- Benefits for Educators
While participating in the Educator Workshops, educators receive:
- Instruction from professional artist educators
- Directions on preparing and sourcing materials, tools and equipment
- Knowledge to complete projects and confidently instruct their own students
- Resources and materials lists
- Materials, tools and equipment used to complete projects in the medium of participant's choice
- Access to tools, equipment and materials to lead sessions for 10 students of colleagues-through an online lending library
- Sessions on best practices in Hybrid Learning from Tennessee Tech University's art education professor
- Ample opportunity to network and exchange ideas with colleagues
Registration fees are $250 per person and include everything listed under "Benefits for Educators" above as well as room and board - 15 meals and 5 nights of lodging at the Appalachian Center for Craft.
Workshops are scheduled July 4-9 and July 11-14. Educators MUST be available during the entirety of the week selected.
- 3 - 4:30 p.m. - check in and room assignments
- 5-6:30 p.m. - orientation and dinner
- 6:30 - 9:00 p.m. - first session of workshop
Monday - Thursday:
- 8 - 9 a.m. - breakfast
- 9 a.m. - 12 p.m. - workshop
- 12 - 1:30 p.m. - lunch and potential group sessions for teachers
- 1:30 - 4:30 p.m. - workshop
- 5:30 - 6:30 p.m. - dinner
- 6:30 - 8:30 p.m. - evening sessions including demonstrations and presentations by art faculty and alumni.
- 8 - 9 a.m. - breakfast
- 9 a.m. - 12 p.m. - workshop
- 12 - 1:30 p.m. - lunch, presentation of certificates and group exhibitions/displays/critiques
- 1:30 p.m. - check out and departure
- 3:00 p.m. - cabins vacated
Each participating educator must:
- Teach at a school within the state of Tennessee.
- Complete an indemnification and release form prior to participating in the workshops. This document may be downloaded here Indemnification and Release Form
- Agree to complete assigned projects and share them during the appropriate sessions.
- Participate in the final exhibition and critique.
- Complete an evaluation of the program.
- Return all equipment and tools utilized during the sessions.
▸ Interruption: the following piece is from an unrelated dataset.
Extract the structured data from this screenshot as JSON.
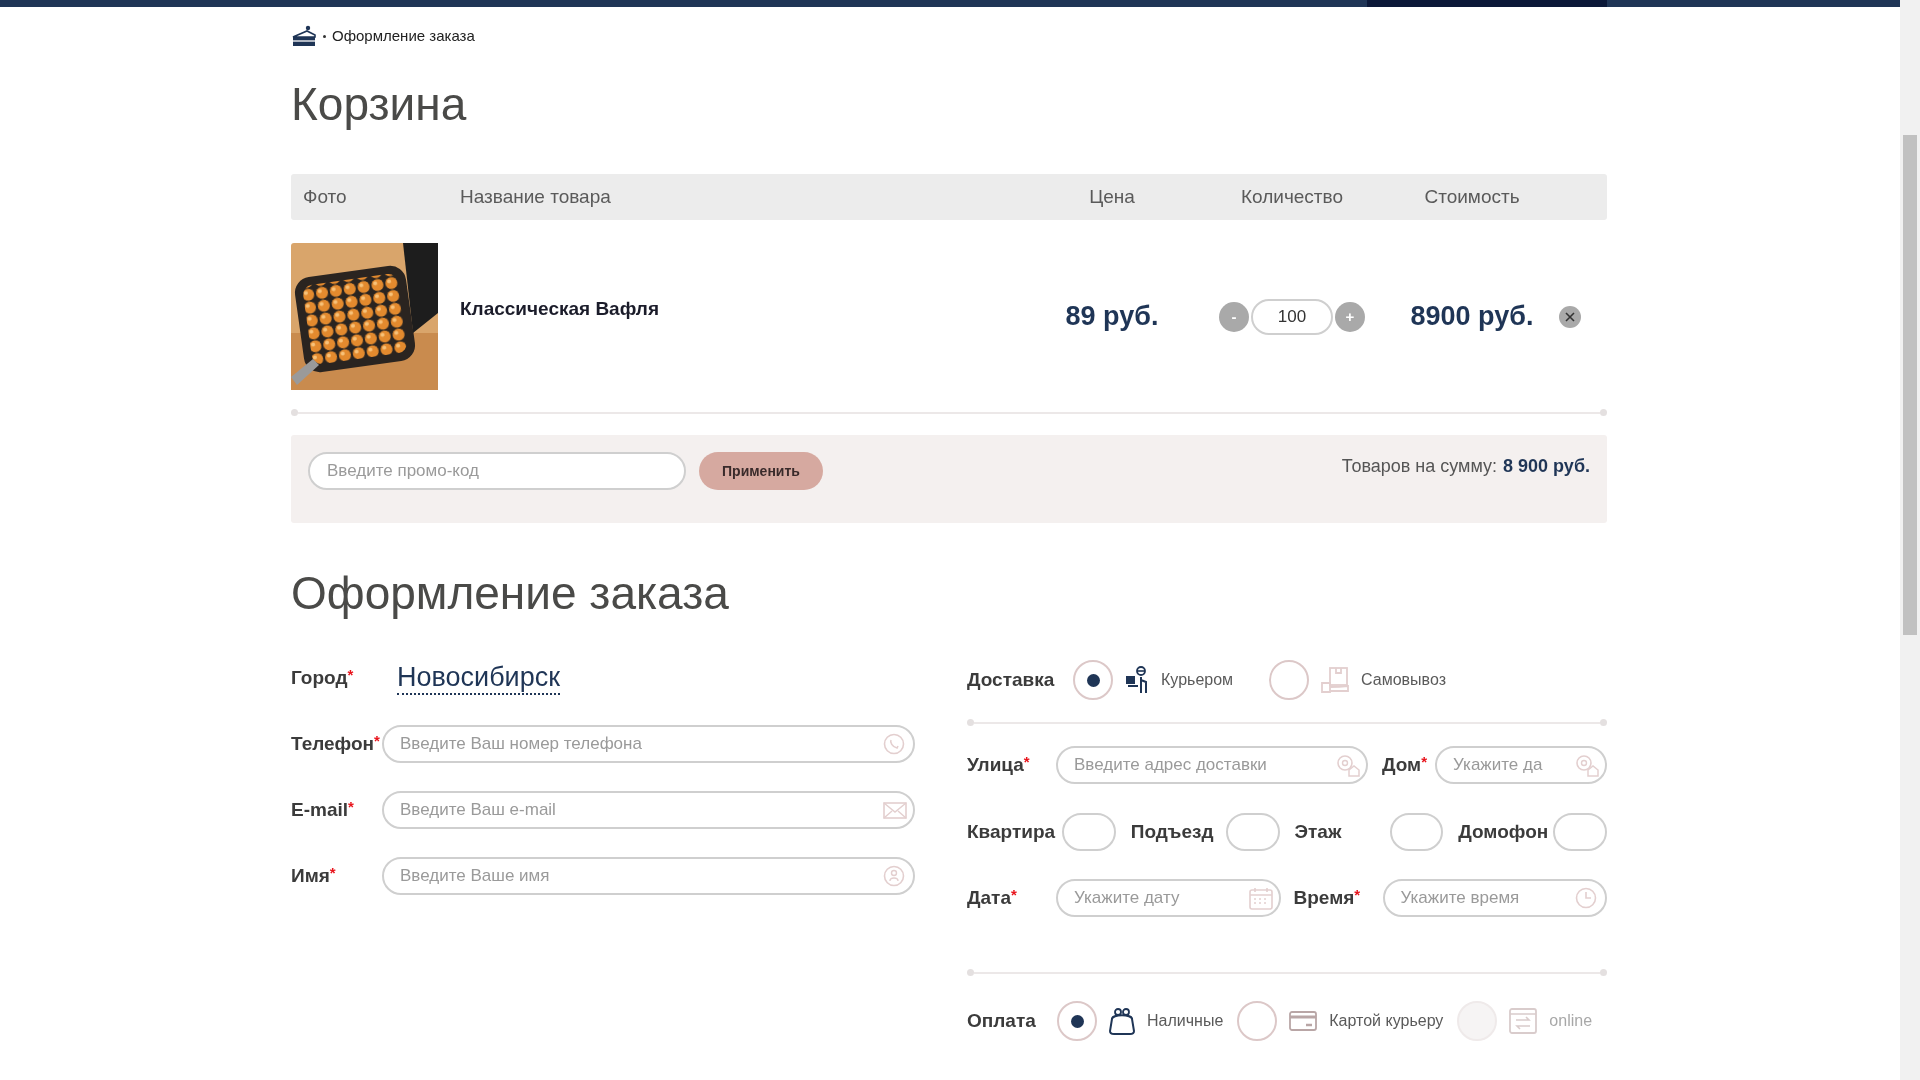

Participants may keep all consumables to utilize when they teach these techniques to their students.
- Agree to lead workshops on at least one of the processes/techniques learned to 10 of their students or peers AND take video or images of the session(s). We do not expect professional quality here, just proof that the lessons are shared.
- Film/video/images of the session must be shared with the Appalachian Center for Craft within a week after the session is completed. Send to Gail Gentry at firstname.lastname@example.org
- Agree to exhibit the work produced by students/teachers who complete the workshops taught by educators.
- Provide video or images of the exhibition to the Appalachian Center for Craft.